So I ask Borchers and Marineau-Mes to talk a little bit about multitasking. Specifically Apple’s philosophy in the design of multitasking on iPadOS 15 and the update from the old version, which required a lot of acrobatics of the finger and a strong sense of spatial awareness of objects hovering out off the edges of the screen.

Craig Hockenberry:

It appears that there’s no way to dismiss the multitasking buttons if you trigger them accidentally.

Which means you can’t have your own UI anywhere near the top middle of the screen and risk an errant tap.

James O’Leary:

the multitasking stuff from WWDC killed me, I thought for years there was a revolution coming, 12 years in, its just a crippled + opaque version of what we’ve had all along...if you’re going to do that, just do the windowing system and stop wasting all these years...

macOS 12 Monterey Announced

Apple (features, John Voorhees, Mitchel Broussard):

Connect, share, and create like never before. Say hello to exciting new FaceTime updates. Explore a redesigned and streamlined Safari. Discover and invent powerful new ways to work using Universal Control and Shortcuts. Stay in the moment with Focus. And so much more.

Howard Oakley:

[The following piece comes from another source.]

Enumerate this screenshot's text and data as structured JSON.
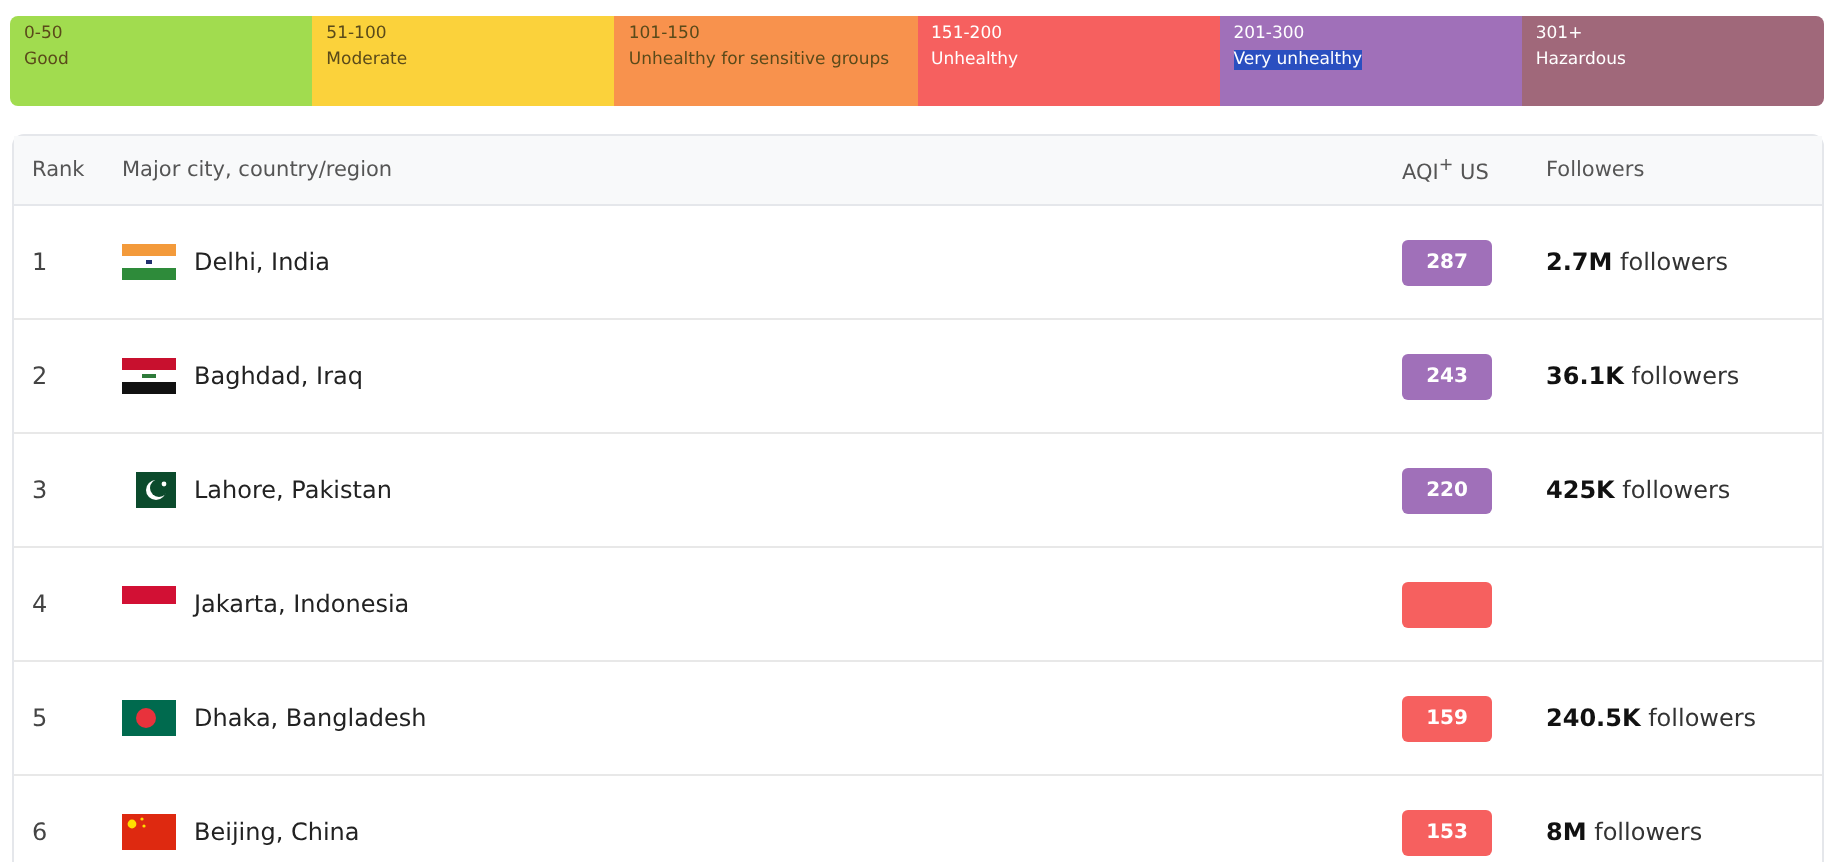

You may recall my rather pessimistic speculation as to which models might be supported by macOS 12 last week, which ran[…] I’m delighted to report that Apple’s confirmed list of supported models is considerably more generous[…]

José Adorno:

With the second major software update to take advantage of the Apple Silicon, here are the features Apple introduced that will be only available to its Macs with proprietary processors.

Previously:

Update (2021-06-13): Joe Rossignol:

Apple has not explained why any of these features are not available on Intel-based Macs. For what it’s worth, Google Earth has long offered an interactive 3D globe of the Earth on Intel-based Macs both on the web and in an app.

Josh Centers:

Overall, maintaining support for old devices while restricting certain new features to more capable recent models is a great strategy. That way, fewer people are forced to buy new hardware just to participate, but the new features encourage hardware upgrades for those who want to take advantage of them.

Let’s dig into the details, first for iOS 15 and iPadOS 15, moving on to macOS 12 Monterey with side trips for Universal Control and AirPlay on Mac, and finishing off with watchOS 8.

Howard Oakley:

Over the last few years, major versions of macOS have brought huge changes which many users are still wrestling with: a brand new file system (APFS in 10.13), privacy controls (10.14 onwards), loss of support for 32-bit code (10.15), notarization (10.15), startup volume groups (10.15), and sealed system volumes (11), for example. This year there don’t appear to have been any such shocks coming in the new.